BEGIN EXCERPTED RECORDS

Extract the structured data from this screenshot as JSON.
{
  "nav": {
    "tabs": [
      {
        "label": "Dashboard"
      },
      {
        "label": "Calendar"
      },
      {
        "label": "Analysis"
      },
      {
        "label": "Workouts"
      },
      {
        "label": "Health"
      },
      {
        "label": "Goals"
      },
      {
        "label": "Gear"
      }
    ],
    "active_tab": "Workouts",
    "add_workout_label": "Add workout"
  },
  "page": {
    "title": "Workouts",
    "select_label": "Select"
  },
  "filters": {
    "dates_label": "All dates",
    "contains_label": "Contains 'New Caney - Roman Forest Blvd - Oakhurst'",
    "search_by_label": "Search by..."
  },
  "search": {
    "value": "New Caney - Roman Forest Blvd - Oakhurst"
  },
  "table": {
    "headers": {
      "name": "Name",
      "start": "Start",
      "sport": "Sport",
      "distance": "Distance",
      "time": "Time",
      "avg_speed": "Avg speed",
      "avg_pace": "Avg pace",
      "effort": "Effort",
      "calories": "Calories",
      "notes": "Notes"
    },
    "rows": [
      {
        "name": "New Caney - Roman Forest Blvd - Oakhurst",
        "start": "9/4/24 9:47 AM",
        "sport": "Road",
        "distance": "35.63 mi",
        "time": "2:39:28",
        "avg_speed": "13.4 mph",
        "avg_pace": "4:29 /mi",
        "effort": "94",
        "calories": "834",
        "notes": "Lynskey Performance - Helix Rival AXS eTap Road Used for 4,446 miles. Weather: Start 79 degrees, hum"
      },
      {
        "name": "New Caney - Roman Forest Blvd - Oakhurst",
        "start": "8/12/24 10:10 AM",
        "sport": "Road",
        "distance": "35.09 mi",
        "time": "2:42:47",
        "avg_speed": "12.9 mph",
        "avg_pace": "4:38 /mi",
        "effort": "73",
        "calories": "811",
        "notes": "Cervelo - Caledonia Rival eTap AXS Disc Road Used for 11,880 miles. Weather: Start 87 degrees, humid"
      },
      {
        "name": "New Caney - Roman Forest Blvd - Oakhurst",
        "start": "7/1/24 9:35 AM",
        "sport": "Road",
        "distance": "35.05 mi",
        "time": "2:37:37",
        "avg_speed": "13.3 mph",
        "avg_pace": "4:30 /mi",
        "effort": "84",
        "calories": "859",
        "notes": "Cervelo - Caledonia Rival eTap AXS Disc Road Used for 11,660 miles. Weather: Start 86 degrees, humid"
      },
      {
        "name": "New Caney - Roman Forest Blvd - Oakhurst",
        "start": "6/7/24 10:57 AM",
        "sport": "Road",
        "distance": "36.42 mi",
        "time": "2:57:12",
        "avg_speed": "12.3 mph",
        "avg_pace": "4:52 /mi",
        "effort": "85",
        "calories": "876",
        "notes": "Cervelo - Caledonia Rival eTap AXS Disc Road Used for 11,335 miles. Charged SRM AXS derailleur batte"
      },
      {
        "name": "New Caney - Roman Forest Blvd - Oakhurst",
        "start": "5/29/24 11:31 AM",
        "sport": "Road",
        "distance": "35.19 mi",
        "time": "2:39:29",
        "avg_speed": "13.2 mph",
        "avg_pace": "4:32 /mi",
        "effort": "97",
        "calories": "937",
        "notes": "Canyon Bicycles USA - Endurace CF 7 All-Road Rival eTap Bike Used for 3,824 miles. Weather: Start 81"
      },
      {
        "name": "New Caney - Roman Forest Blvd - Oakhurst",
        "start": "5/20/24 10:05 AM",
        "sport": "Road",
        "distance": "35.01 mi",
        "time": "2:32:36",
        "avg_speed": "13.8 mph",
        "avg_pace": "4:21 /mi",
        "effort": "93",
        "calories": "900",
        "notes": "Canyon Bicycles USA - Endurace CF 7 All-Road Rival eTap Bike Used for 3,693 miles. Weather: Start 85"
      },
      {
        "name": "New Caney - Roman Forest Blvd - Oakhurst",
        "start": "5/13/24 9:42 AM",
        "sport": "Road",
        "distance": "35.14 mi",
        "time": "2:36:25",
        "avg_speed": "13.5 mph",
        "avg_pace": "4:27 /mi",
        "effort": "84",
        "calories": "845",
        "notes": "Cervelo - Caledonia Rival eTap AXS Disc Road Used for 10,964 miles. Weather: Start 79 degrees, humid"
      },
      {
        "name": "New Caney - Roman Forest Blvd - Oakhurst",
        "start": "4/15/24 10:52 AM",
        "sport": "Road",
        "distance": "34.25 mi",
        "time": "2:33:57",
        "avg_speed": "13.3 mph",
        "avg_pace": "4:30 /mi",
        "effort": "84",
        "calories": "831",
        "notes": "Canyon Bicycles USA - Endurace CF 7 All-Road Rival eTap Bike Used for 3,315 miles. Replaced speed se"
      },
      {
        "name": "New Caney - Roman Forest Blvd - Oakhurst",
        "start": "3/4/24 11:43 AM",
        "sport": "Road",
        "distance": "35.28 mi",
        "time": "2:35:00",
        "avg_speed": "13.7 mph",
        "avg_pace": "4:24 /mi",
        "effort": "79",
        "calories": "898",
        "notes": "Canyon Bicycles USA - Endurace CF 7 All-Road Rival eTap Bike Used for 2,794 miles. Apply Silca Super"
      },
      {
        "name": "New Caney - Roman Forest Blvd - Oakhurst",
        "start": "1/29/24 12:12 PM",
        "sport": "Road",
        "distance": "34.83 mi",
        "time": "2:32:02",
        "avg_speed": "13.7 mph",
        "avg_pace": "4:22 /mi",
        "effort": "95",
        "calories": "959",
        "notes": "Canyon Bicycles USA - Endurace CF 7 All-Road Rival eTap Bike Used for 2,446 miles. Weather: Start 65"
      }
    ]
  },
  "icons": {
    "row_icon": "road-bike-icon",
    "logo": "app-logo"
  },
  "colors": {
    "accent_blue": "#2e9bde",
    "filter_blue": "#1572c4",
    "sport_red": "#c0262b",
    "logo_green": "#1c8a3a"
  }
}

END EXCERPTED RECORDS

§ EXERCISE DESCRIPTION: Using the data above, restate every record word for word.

§ ANSWER BELOW:
Extract the structured data from this screenshot as JSON.
{
  "nav": {
    "tabs": [
      {
        "label": "Dashboard"
      },
      {
        "label": "Calendar"
      },
      {
        "label": "Analysis"
      },
      {
        "label": "Workouts"
      },
      {
        "label": "Health"
      },
      {
        "label": "Goals"
      },
      {
        "label": "Gear"
      }
    ],
    "active_tab": "Workouts",
    "add_workout_label": "Add workout"
  },
  "page": {
    "title": "Workouts",
    "select_label": "Select"
  },
  "filters": {
    "dates_label": "All dates",
    "contains_label": "Contains 'New Caney - Roman Forest Blvd - Oakhurst'",
    "search_by_label": "Search by..."
  },
  "search": {
    "value": "New Caney - Roman Forest Blvd - Oakhurst"
  },
  "table": {
    "headers": {
      "name": "Name",
      "start": "Start",
      "sport": "Sport",
      "distance": "Distance",
      "time": "Time",
      "avg_speed": "Avg speed",
      "avg_pace": "Avg pace",
      "effort": "Effort",
      "calories": "Calories",
      "notes": "Notes"
    },
    "rows": [
      {
        "name": "New Caney - Roman Forest Blvd - Oakhurst",
        "start": "9/4/24 9:47 AM",
        "sport": "Road",
        "distance": "35.63 mi",
        "time": "2:39:28",
        "avg_speed": "13.4 mph",
        "avg_pace": "4:29 /mi",
        "effort": "94",
        "calories": "834",
        "notes": "Lynskey Performance - Helix Rival AXS eTap Road Used for 4,446 miles. Weather: Start 79 degrees, hum"
      },
      {
        "name": "New Caney - Roman Forest Blvd - Oakhurst",
        "start": "8/12/24 10:10 AM",
        "sport": "Road",
        "distance": "35.09 mi",
        "time": "2:42:47",
        "avg_speed": "12.9 mph",
        "avg_pace": "4:38 /mi",
        "effort": "73",
        "calories": "811",
        "notes": "Cervelo - Caledonia Rival eTap AXS Disc Road Used for 11,880 miles. Weather: Start 87 degrees, humid"
      },
      {
        "name": "New Caney - Roman Forest Blvd - Oakhurst",
        "start": "7/1/24 9:35 AM",
        "sport": "Road",
        "distance": "35.05 mi",
        "time": "2:37:37",
        "avg_speed": "13.3 mph",
        "avg_pace": "4:30 /mi",
        "effort": "84",
        "calories": "859",
        "notes": "Cervelo - Caledonia Rival eTap AXS Disc Road Used for 11,660 miles. Weather: Start 86 degrees, humid"
      },
      {
        "name": "New Caney - Roman Forest Blvd - Oakhurst",
        "start": "6/7/24 10:57 AM",
        "sport": "Road",
        "distance": "36.42 mi",
        "time": "2:57:12",
        "avg_speed": "12.3 mph",
        "avg_pace": "4:52 /mi",
        "effort": "85",
        "calories": "876",
        "notes": "Cervelo - Caledonia Rival eTap AXS Disc Road Used for 11,335 miles. Charged SRM AXS derailleur batte"
      },
      {
        "name": "New Caney - Roman Forest Blvd - Oakhurst",
        "start": "5/29/24 11:31 AM",
        "sport": "Road",
        "distance": "35.19 mi",
        "time": "2:39:29",
        "avg_speed": "13.2 mph",
        "avg_pace": "4:32 /mi",
        "effort": "97",
        "calories": "937",
        "notes": "Canyon Bicycles USA - Endurace CF 7 All-Road Rival eTap Bike Used for 3,824 miles. Weather: Start 81"
      },
      {
        "name": "New Caney - Roman Forest Blvd - Oakhurst",
        "start": "5/20/24 10:05 AM",
        "sport": "Road",
        "distance": "35.01 mi",
        "time": "2:32:36",
        "avg_speed": "13.8 mph",
        "avg_pace": "4:21 /mi",
        "effort": "93",
        "calories": "900",
        "notes": "Canyon Bicycles USA - Endurace CF 7 All-Road Rival eTap Bike Used for 3,693 miles. Weather: Start 85"
      },
      {
        "name": "New Caney - Roman Forest Blvd - Oakhurst",
        "start": "5/13/24 9:42 AM",
        "sport": "Road",
        "distance": "35.14 mi",
        "time": "2:36:25",
        "avg_speed": "13.5 mph",
        "avg_pace": "4:27 /mi",
        "effort": "84",
        "calories": "845",
        "notes": "Cervelo - Caledonia Rival eTap AXS Disc Road Used for 10,964 miles. Weather: Start 79 degrees, humid"
      },
      {
        "name": "New Caney - Roman Forest Blvd - Oakhurst",
        "start": "4/15/24 10:52 AM",
        "sport": "Road",
        "distance": "34.25 mi",
        "time": "2:33:57",
        "avg_speed": "13.3 mph",
        "avg_pace": "4:30 /mi",
        "effort": "84",
        "calories": "831",
        "notes": "Canyon Bicycles USA - Endurace CF 7 All-Road Rival eTap Bike Used for 3,315 miles. Replaced speed se"
      },
      {
        "name": "New Caney - Roman Forest Blvd - Oakhurst",
        "start": "3/4/24 11:43 AM",
        "sport": "Road",
        "distance": "35.28 mi",
        "time": "2:35:00",
        "avg_speed": "13.7 mph",
        "avg_pace": "4:24 /mi",
        "effort": "79",
        "calories": "898",
        "notes": "Canyon Bicycles USA - Endurace CF 7 All-Road Rival eTap Bike Used for 2,794 miles. Apply Silca Super"
      },
      {
        "name": "New Caney - Roman Forest Blvd - Oakhurst",
        "start": "1/29/24 12:12 PM",
        "sport": "Road",
        "distance": "34.83 mi",
        "time": "2:32:02",
        "avg_speed": "13.7 mph",
        "avg_pace": "4:22 /mi",
        "effort": "95",
        "calories": "959",
        "notes": "Canyon Bicycles USA - Endurace CF 7 All-Road Rival eTap Bike Used for 2,446 miles. Weather: Start 65"
      }
    ]
  },
  "icons": {
    "row_icon": "road-bike-icon",
    "logo": "app-logo"
  },
  "colors": {
    "accent_blue": "#2e9bde",
    "filter_blue": "#1572c4",
    "sport_red": "#c0262b",
    "logo_green": "#1c8a3a"
  }
}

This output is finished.